Task description:
Wherever a line below holds the word "true", copy that line.

Provided records:
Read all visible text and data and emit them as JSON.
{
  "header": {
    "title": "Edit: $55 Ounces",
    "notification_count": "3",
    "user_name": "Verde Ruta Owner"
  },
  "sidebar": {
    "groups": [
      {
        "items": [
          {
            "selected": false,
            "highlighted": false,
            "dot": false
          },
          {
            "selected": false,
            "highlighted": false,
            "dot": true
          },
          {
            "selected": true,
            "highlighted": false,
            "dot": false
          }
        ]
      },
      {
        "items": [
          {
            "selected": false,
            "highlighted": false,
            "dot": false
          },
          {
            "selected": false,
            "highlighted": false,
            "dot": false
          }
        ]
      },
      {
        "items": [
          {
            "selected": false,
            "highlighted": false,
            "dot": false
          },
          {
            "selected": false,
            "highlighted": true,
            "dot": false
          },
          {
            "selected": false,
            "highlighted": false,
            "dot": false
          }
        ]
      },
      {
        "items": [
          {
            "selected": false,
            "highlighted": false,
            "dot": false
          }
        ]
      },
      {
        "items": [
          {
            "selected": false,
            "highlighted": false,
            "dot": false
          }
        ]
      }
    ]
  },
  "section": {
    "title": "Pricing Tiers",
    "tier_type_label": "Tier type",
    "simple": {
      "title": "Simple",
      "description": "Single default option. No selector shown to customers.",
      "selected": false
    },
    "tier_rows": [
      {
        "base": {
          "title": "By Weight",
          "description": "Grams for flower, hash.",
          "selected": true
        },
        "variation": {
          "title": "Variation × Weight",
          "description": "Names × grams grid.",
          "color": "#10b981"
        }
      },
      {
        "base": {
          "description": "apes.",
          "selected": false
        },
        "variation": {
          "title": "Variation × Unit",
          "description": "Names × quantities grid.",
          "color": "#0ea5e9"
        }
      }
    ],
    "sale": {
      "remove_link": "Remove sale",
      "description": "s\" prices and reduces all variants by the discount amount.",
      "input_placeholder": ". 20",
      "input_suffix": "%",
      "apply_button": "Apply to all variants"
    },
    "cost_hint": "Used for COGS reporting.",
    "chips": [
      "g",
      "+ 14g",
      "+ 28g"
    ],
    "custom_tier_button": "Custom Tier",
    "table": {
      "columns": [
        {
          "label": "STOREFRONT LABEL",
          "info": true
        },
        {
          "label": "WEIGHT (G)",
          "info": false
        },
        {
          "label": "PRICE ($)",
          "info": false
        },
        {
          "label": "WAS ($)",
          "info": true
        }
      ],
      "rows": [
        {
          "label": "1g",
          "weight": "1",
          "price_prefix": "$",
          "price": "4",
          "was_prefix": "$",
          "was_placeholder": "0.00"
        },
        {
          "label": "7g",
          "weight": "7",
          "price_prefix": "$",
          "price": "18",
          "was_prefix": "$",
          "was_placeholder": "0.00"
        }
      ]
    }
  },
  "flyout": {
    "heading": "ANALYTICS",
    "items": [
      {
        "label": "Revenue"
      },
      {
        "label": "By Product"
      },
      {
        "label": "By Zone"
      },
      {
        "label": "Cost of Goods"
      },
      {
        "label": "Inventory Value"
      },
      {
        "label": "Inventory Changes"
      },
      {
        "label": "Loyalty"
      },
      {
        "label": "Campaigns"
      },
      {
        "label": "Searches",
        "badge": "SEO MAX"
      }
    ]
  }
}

Written answer:
            "dot": true
            "selected": true,
            "highlighted": true,
          "selected": true
          "info": true
          "info": true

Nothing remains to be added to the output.